The GLF soon met resistance from the state college system. CSU Chancellor Glen Dumke did not want an organization with the word “gay” in its name on a state college campus, claiming that it was inappropriate. President Malcolm Love of San Diego State College proposed that the group change their name to settle the issue. The organization voted to keep the name and its on-campus status was subsequently revoked. The group continued to meet in private homes, bars, and also at the predominantly-black Chollas View Methodist Church, which would provide space for the Metropolitan Community Church of San Diego (MCC) to hold services for years to come.
MCC represents the first visible gay organization in San Diego, and one of the earliest alternatives to bar scene and drag culture. MCC published a newsletter called The Prodigal, which was the first widely circulated gay publication in San Diego. The church sponsored programming including dances, potlucks, retreats, picnics, and discussion groups. One of MCC’s earliest events was the “Gay Sway,” a roller-skating night held at Monty’s Skateland on August 17th. Eighty-five people reportedly attended the event and the tradition continued regularly for over a year. In October, MCC organized its first potluck as well as a sock-hop dance. Potlucks remained a staple event in the San Diego gay community for years to come, including as part of the first Pride march.
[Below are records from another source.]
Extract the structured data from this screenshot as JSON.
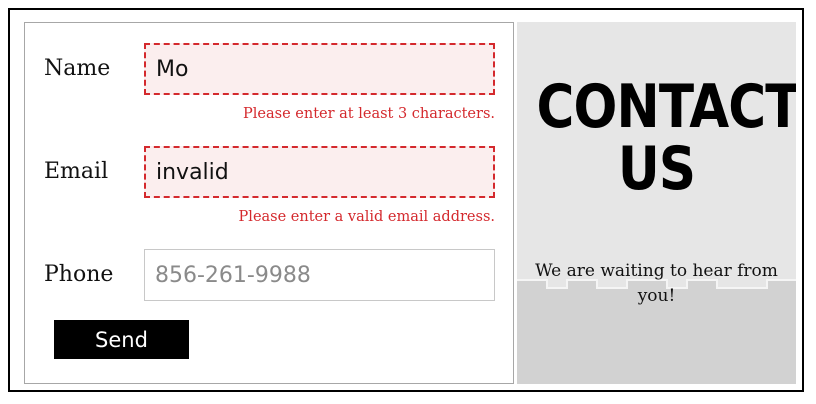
{
  "form": {
    "name": {
      "label": "Name",
      "value": "Mo",
      "error": "Please enter at least 3 characters."
    },
    "email": {
      "label": "Email",
      "value": "invalid",
      "error": "Please enter a valid email address."
    },
    "phone": {
      "label": "Phone",
      "placeholder": "856-261-9988"
    },
    "send_label": "Send"
  },
  "side": {
    "title_line1": "CONTACT",
    "title_line2": "US",
    "tagline": "We are waiting to hear from you!"
  },
  "colors": {
    "error": "#d4292d",
    "invalid_bg": "#fbeeee",
    "panel_bg": "#e6e6e6",
    "button_bg": "#000000"
  }
}
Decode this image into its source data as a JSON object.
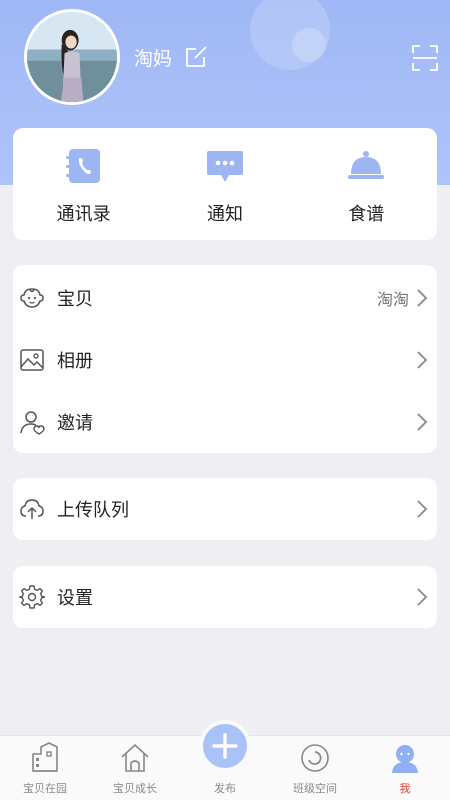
{
  "header": {
    "username": "淘妈"
  },
  "quick_actions": [
    {
      "label": "通讯录",
      "icon": "contacts-book-icon"
    },
    {
      "label": "通知",
      "icon": "chat-bubble-icon"
    },
    {
      "label": "食谱",
      "icon": "food-cloche-icon"
    }
  ],
  "menu": {
    "baby": {
      "label": "宝贝",
      "value": "淘淘",
      "icon": "baby-face-icon"
    },
    "album": {
      "label": "相册",
      "icon": "photo-icon"
    },
    "invite": {
      "label": "邀请",
      "icon": "invite-user-icon"
    },
    "upload": {
      "label": "上传队列",
      "icon": "cloud-upload-icon"
    },
    "settings": {
      "label": "设置",
      "icon": "gear-icon"
    }
  },
  "tabbar": [
    {
      "label": "宝贝在园",
      "icon": "school-building-icon"
    },
    {
      "label": "宝贝成长",
      "icon": "home-icon"
    },
    {
      "label": "发布",
      "icon": "plus-icon"
    },
    {
      "label": "班级空间",
      "icon": "class-circle-icon"
    },
    {
      "label": "我",
      "icon": "profile-icon"
    }
  ],
  "colors": {
    "accent": "#a9c2f7",
    "header_bg": "#9fb8f6",
    "active_tab": "#e0463a",
    "page_bg": "#eeeef3"
  }
}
Tres Femmes, an organization for San Diego lesbians, formed in 1970 and became affiliated with MCC. They hosted women-only discussion forums, dances, and parties, as well as other events in collaboration with the GLF. Many of these events were held at Chollas View Methodist Church. By December, Alcoholics Together formed and began to hold discussion groups for gays struggling with alcoholism, meeting in Weichel Hall behind the church. The need for such a group cannot be understated; alcoholism in the gay community was pervasive due to the stigma of being gay as well as the prominence of the gay bars. That fall, GLF hosted the first annual “Gay-In,” a celebratory picnic at Presidio Park. Possibly the earliest expression of San Diego’s gay Pride, the 1970 Gay-In was truly a watershed event. Over sixty people came together in a public place to be out, even displaying posters honoring their gay identity in a joyous and celebratory manner.